We met up in Blaenavon again and then drove up to Pwll Du for another early start, picking up the 40m rope from Indiana Highway along the way again. Once in Fault Chambers, we quickly got our SRT kits on and headed up the rope into Fault Rifts, that me and Morgan had rigged last time. To keep things moving nicely, as soon as I was up, I stripped of my SRT kit and headed straight to the climb up Headache Rift and passed the message back for everyone else to do the same. The rift was still very hard work, even using a jammer and footloop but definitely easier than doing it without! As soon as the next person (Morgan) was up we moved off to the next obstacle, the low, tight crawl leading from Headache to the parallel passage. It was hard work dragging a bag through here and the team bunched up again. Once through the damp choke, we made our way down the parallel passage, to the pitch.

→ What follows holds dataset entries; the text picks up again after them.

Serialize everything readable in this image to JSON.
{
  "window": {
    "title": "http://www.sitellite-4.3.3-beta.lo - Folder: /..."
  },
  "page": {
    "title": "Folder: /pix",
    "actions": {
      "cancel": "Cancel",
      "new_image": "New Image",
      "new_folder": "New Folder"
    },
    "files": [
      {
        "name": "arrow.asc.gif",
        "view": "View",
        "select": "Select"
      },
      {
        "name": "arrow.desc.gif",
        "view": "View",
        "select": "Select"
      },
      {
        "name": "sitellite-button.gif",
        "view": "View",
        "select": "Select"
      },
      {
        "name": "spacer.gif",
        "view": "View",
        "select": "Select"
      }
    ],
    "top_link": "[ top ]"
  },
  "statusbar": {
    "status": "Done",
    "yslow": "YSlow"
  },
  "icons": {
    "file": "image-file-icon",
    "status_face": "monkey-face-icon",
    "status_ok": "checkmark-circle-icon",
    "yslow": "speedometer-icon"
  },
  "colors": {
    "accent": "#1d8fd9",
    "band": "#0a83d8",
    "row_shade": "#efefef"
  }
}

Things at the pitch head were a bit different from what I thought I remembered from my last visit but that had been twenty months ago and the batteries in my lamp had been running low so I didn’t have that much light! The top of the pitch seemed smaller, the right hand wall very uneven but more solid and the left hand wall, that I’d decided it would be best to rig from was covered in a thick layer of wet mud. We got the kit out and I started rigging on the left wall. I placed a bolt back from the pitch head and tied in the rope to give protection to rig the main hang further out. I had to use the chisel we had with us to scrape off the mud before I could drill the hole for a bolt. It was so bad that I had a bit of a wobble and thought maybe it would have been better to use the other wall. I felt a bit under pressure. This whole thing had been my idea and I’d persuaded the others to go on a number of long, hard trips. Now, the others were getting cold waiting for me to rig the pitch. I realised it was silly to feel under pressure like this. If it was me up there, I would have been happy to wait for as long as it took for someone else to rig the pitch. I pulled myself together and got on with it. Two more bolts gave a nice Y-hang and I slithered down the muddy wall for about 6m, landing on boulders wedged in the rift. Out to my right, the shaft opened out, with the water falling on one side. The muddy wall ended in a sort of a prow, sticking out into the shaft. I held the rope to different parts of the prow, to find a good spot for a rebelay, then placed a fourth bolt, which gave a 20m free hang to the floor.
We’d finally got down the pitch but were we in new passage? A small rift passage headed back under the way we’d come in and I check out a muddy slope at the start of it. There were footprints! Not many so probably only a very small number people had been here before but it wasn’t new passage. From the very small number of prints there could possibly have only been a single trip here before us. They hadn’t come down the pitch so the passage must connect to somewhere else in the cave. I didn’t tell the others about the footprints, just called for them to come down. I walked across the shaft base, through the falling water, through a short rift passage, to where it opened out into a small but high chamber. I sat on a steep, loose slope and waited for the other’s, telling each one about the footprints as they arrived at the bottom.
When everyone was down, we had a little explore, finding a long, narrow rift with a stream flowing at the bottom. There were a couple of crawls going off and in the tall chamber, a passage could be seen, a few meters up one wall. We didn’t feel like pushing along any of the small passages and anyway time was getting on. We all got back up the pitch, de-rigged it, packed the kit up in the bags and headed out disappointed.
Where did the name Boulder Rodeo come from? When Morgan got back to the top of the pitch, he sat down, straddling a boulder that we’d all clambered over/around to get to the pitch head. I’d sat on it while getting my SRT kit on. This time however, it started moving, twisting right over towards the pitch, with Morgan still sat on it! It seemed funny, if a little disturbing afterwards but could have been nasty as a few rocks fell down the shaft as Malc was coming up. Morgan came up with the name!
It was a long, hard trip out, especially with the heavy bags and I, for one, was very, very tired. It took me an hour to get out from Cairn Junction to the entrance, double the normal time! It was a disappointing end to the effort but I suppose a lead in the cave had been ticked off and no one else has to go there.
A short piece about dropping the pitch appeared in the Welsh News section of Descent magazine (No. 250, June/July 2016), accompanied by one of Huw Durban’s photos.